BEGIN Data to process

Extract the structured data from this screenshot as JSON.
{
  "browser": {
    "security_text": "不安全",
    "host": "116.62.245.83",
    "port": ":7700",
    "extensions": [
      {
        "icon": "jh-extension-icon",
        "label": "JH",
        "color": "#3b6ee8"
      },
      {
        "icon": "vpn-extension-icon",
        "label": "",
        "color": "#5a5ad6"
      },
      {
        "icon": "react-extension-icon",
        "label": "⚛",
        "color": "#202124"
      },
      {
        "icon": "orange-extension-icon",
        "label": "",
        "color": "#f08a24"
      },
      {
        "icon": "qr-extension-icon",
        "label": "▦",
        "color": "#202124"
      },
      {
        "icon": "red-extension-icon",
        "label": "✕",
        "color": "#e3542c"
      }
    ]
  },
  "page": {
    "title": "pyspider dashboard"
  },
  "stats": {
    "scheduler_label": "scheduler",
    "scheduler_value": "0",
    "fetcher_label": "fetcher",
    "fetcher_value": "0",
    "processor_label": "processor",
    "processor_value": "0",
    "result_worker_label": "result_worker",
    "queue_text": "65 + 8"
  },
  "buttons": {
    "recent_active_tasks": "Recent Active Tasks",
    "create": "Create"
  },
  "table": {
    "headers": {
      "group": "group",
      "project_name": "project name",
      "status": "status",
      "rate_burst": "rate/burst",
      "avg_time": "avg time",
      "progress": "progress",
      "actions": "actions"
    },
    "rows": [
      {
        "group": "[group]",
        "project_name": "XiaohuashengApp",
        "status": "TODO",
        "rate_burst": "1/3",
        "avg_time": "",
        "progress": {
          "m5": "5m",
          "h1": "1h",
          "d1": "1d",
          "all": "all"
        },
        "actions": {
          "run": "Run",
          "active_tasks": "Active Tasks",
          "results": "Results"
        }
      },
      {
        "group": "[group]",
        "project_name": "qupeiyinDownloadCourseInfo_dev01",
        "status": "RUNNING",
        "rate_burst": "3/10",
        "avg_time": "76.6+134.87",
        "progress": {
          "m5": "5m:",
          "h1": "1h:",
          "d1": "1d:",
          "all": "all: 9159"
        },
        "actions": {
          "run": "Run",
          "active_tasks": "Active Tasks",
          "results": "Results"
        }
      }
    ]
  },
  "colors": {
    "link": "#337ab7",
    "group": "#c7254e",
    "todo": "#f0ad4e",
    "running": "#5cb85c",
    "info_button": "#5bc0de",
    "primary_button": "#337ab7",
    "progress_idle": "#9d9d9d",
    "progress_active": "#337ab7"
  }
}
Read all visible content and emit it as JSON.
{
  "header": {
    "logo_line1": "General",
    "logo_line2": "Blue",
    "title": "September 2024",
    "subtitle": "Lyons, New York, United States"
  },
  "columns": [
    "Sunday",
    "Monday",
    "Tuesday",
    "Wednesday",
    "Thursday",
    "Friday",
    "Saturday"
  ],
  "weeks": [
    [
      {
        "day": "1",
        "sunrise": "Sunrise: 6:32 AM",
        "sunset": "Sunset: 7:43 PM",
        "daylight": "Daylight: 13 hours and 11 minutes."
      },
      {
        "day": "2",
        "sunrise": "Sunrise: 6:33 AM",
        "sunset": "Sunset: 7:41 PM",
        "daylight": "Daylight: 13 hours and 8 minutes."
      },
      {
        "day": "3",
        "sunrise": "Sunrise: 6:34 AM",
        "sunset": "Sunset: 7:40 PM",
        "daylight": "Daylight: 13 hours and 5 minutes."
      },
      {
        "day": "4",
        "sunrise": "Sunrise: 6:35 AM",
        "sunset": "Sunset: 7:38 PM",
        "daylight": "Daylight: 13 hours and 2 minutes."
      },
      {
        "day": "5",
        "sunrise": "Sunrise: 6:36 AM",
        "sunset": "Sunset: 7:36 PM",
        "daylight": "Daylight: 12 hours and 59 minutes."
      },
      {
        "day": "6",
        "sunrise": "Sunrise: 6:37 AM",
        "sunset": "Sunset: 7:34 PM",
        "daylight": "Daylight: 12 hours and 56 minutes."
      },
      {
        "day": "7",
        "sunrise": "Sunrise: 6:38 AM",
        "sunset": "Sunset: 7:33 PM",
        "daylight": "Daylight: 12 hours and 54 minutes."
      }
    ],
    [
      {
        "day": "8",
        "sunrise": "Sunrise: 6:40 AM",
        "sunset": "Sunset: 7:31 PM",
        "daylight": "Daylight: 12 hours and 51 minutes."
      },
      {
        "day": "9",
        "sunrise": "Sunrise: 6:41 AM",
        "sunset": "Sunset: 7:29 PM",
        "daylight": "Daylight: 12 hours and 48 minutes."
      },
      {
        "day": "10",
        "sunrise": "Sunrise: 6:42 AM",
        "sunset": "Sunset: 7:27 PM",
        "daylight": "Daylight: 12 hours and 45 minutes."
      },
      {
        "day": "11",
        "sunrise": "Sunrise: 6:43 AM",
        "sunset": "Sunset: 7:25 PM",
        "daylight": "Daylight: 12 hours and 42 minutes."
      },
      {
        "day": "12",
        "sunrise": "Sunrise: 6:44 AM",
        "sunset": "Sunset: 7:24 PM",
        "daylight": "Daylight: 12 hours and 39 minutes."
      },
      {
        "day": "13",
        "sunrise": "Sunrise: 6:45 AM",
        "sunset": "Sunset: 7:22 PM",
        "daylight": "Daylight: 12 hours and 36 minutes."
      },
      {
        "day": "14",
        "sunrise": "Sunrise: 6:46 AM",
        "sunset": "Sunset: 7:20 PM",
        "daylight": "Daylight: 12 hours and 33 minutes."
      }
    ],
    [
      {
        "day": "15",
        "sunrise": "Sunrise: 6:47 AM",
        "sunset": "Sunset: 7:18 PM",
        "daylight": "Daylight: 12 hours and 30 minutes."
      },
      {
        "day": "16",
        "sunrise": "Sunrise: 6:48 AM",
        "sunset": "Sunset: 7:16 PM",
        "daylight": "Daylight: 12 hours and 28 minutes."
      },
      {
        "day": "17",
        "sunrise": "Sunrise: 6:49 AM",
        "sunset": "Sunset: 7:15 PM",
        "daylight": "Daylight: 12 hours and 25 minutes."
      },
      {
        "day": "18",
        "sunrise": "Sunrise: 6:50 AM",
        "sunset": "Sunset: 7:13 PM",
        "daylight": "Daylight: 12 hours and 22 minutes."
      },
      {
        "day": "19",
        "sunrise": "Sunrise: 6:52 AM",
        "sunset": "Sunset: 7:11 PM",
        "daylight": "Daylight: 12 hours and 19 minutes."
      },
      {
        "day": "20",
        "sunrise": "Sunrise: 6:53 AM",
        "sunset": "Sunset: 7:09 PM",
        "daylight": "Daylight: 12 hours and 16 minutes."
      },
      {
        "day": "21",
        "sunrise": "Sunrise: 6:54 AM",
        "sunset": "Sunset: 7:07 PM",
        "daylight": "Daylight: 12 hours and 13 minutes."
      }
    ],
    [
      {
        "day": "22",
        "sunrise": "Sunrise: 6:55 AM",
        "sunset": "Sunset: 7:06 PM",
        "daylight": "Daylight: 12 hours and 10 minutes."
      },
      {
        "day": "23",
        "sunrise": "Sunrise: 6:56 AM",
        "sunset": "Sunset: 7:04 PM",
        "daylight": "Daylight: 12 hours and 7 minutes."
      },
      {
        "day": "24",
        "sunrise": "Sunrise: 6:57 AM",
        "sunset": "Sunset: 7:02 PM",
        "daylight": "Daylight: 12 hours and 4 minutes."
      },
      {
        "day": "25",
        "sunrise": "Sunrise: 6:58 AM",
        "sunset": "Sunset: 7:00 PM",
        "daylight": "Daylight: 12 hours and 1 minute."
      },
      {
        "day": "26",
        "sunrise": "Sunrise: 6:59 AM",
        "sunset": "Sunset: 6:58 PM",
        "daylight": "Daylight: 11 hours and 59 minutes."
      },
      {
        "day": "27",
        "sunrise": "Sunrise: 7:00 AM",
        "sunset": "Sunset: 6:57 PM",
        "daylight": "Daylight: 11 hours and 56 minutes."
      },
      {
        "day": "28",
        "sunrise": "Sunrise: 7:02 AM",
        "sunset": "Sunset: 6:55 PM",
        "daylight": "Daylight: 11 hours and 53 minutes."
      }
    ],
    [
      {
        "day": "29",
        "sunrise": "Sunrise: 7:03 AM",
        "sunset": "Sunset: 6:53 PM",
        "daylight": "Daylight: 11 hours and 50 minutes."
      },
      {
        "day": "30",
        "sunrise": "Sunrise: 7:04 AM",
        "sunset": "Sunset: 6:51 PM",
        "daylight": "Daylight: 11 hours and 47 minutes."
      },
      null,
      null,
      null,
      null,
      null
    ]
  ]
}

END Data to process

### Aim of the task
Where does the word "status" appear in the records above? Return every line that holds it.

### Task result
      "status": "status",
        "status": "TODO",
        "status": "RUNNING",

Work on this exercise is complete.